Dataset excerpts.

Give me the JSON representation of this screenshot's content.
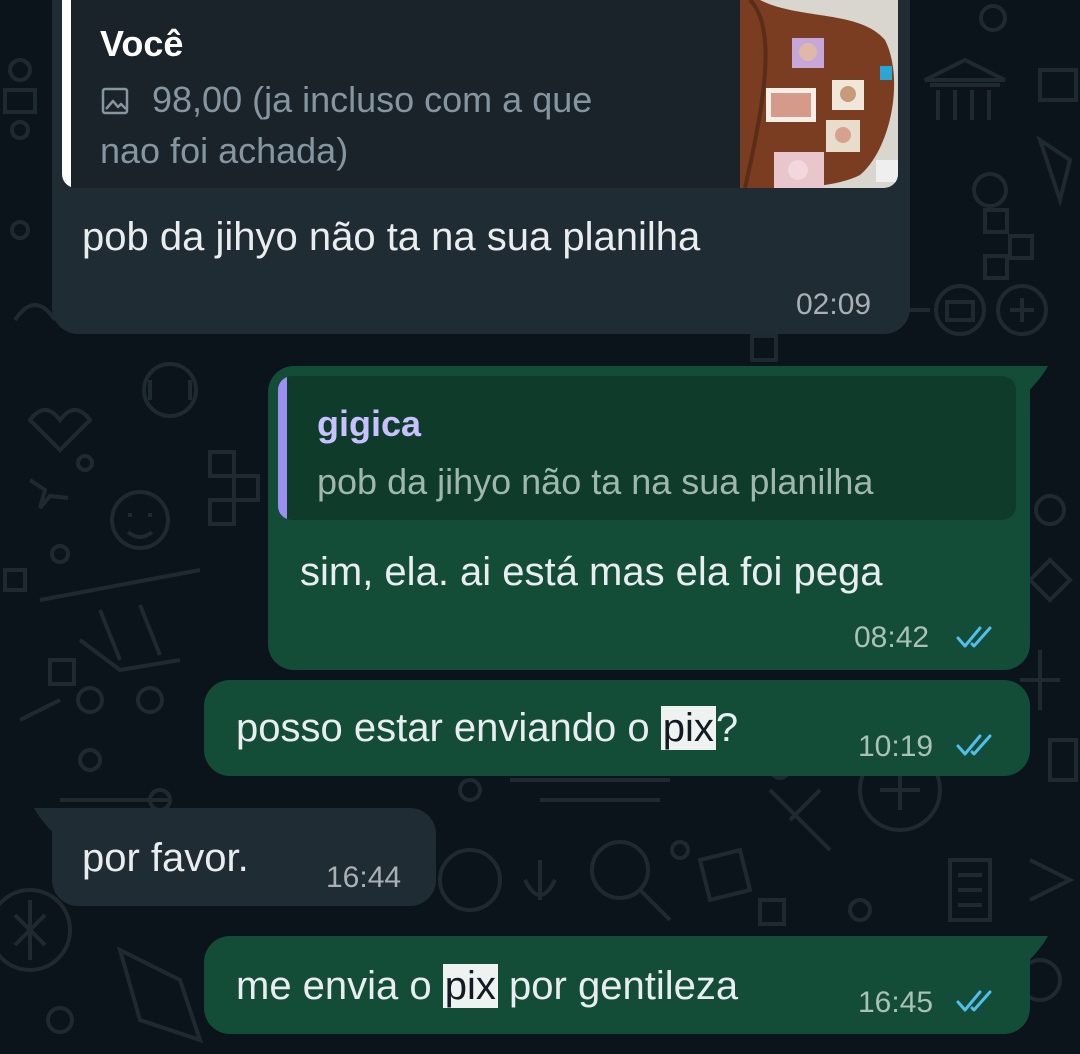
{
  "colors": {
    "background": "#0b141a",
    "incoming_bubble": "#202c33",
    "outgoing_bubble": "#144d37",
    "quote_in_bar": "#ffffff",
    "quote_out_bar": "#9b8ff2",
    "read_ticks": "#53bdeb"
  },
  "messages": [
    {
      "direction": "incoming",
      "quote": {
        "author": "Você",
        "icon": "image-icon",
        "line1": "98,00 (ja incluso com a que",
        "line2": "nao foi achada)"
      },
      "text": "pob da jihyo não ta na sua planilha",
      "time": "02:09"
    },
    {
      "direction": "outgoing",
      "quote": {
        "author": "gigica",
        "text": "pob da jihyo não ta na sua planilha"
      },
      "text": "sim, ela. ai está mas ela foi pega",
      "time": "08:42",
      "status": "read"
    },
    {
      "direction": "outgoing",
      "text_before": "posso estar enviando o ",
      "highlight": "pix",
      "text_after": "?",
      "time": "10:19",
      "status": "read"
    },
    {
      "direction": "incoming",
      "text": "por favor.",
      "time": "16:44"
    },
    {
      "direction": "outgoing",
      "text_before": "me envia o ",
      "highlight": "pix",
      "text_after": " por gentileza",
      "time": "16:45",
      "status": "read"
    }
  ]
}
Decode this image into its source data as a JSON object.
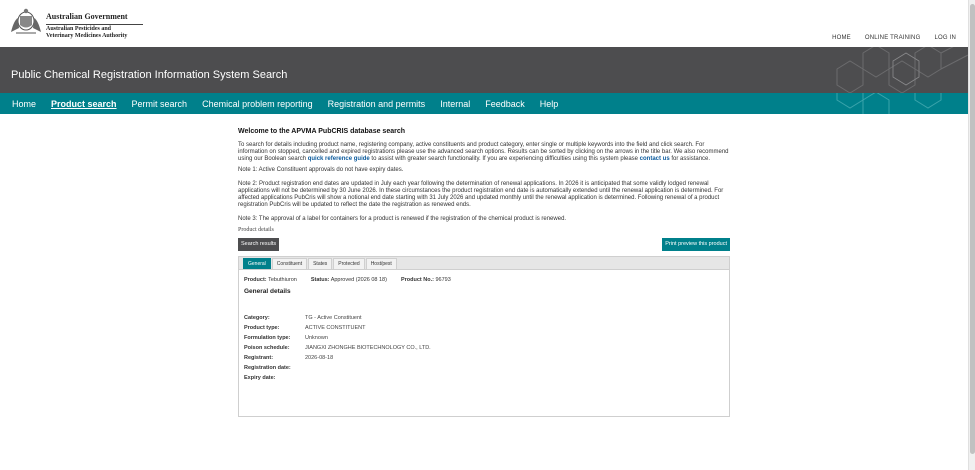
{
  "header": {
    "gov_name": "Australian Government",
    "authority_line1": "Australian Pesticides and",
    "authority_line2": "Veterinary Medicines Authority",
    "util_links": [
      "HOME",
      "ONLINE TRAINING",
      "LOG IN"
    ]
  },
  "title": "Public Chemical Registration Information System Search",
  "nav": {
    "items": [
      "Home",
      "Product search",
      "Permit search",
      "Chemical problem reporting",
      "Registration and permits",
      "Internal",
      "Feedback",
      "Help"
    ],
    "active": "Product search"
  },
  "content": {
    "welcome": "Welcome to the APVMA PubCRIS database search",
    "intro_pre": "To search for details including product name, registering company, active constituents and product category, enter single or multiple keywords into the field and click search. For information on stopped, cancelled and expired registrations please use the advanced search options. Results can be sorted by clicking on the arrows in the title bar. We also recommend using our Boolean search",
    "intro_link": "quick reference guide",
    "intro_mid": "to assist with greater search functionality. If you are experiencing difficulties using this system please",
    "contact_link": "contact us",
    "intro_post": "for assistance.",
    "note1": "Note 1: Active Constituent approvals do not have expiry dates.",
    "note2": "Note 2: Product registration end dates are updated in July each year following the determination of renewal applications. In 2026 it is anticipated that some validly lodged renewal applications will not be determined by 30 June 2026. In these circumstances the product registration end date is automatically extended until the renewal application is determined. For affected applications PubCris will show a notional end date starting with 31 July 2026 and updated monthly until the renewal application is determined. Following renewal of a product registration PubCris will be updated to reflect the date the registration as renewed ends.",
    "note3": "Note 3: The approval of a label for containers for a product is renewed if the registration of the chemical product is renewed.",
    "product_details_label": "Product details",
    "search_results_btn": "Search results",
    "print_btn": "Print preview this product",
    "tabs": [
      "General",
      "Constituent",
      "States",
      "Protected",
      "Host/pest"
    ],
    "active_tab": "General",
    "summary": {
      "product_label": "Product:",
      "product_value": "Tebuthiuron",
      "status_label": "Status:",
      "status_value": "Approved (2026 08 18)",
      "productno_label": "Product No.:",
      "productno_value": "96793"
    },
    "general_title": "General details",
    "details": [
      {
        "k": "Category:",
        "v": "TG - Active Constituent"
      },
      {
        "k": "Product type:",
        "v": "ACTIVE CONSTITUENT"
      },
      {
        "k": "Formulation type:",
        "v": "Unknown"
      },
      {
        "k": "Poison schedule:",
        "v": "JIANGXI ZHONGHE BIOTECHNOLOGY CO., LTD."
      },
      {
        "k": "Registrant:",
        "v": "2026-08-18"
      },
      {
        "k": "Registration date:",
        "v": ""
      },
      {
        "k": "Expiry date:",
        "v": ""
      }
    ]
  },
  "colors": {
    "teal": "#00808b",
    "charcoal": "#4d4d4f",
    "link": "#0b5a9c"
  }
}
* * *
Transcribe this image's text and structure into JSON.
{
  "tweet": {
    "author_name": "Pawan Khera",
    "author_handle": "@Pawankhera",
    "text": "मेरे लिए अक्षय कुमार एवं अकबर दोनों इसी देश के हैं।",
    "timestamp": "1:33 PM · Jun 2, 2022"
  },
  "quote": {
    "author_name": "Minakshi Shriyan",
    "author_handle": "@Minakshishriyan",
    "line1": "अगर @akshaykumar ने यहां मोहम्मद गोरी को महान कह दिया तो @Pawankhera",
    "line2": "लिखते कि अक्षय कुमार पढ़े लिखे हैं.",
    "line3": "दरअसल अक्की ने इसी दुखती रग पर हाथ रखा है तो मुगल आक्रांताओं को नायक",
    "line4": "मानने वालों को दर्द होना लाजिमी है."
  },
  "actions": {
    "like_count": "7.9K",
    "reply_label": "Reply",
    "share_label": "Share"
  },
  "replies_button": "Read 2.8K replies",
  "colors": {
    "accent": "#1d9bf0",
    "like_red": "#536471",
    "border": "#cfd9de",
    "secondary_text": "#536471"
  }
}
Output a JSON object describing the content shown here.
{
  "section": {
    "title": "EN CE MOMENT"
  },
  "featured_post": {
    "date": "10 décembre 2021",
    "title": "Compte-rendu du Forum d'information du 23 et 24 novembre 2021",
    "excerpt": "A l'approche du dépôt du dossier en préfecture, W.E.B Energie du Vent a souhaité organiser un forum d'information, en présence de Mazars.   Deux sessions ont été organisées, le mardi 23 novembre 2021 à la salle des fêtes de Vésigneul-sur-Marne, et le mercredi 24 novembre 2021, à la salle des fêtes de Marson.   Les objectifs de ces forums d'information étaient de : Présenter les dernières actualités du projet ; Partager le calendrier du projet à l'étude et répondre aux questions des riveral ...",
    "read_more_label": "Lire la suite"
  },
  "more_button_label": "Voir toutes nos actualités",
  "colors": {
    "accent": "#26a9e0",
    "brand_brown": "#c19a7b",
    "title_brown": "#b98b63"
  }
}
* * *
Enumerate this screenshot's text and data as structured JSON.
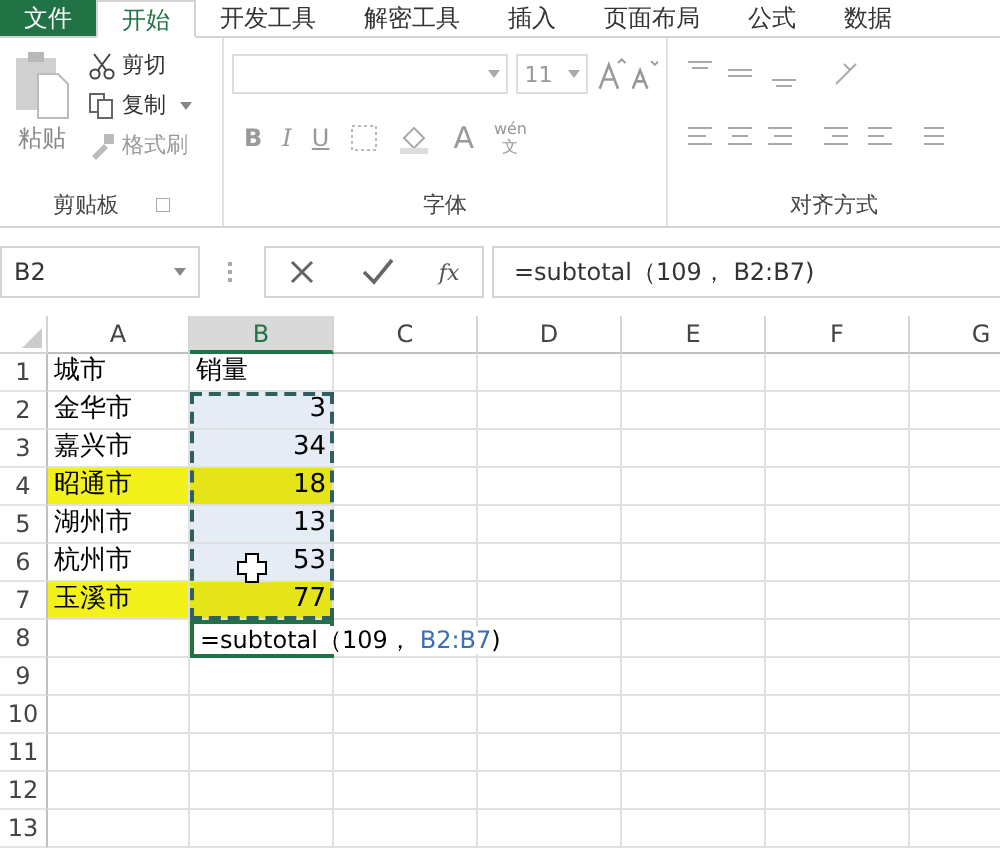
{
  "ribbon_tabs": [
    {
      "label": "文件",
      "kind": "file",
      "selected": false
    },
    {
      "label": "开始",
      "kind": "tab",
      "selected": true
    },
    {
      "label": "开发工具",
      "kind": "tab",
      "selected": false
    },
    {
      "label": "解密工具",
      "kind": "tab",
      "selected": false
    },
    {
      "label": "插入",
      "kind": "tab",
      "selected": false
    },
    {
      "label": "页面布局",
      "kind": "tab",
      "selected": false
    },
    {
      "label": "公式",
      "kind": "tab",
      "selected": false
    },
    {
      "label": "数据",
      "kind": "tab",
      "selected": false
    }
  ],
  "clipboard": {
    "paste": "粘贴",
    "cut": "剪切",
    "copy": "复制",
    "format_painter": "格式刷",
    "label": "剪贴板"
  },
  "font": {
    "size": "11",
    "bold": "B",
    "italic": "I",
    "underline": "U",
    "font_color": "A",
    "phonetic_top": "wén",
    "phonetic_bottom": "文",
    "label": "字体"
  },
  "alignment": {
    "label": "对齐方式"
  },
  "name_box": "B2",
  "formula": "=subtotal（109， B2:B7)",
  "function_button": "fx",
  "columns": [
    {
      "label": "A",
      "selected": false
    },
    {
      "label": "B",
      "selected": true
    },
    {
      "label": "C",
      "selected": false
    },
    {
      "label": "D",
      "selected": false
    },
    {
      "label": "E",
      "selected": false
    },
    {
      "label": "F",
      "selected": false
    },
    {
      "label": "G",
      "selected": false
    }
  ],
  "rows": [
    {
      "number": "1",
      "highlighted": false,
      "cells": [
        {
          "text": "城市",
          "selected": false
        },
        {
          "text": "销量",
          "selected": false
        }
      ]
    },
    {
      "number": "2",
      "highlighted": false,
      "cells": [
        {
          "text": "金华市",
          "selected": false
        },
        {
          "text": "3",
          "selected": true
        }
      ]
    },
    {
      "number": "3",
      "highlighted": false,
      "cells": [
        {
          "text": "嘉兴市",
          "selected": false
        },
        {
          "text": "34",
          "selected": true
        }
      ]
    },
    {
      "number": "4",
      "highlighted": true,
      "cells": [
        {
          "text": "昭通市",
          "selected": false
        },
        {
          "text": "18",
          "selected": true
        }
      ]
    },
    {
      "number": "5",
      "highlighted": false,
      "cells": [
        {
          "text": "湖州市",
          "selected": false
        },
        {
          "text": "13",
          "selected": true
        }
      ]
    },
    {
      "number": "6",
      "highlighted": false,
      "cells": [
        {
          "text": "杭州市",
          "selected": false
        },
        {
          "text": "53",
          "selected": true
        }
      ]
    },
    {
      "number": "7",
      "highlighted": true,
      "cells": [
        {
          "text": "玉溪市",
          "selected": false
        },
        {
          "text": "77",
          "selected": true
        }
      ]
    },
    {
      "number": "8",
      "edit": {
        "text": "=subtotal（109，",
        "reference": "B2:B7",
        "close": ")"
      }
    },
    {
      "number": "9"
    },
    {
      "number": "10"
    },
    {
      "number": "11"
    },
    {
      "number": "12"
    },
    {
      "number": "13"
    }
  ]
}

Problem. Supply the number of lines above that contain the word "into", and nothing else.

Solution for this problem. 3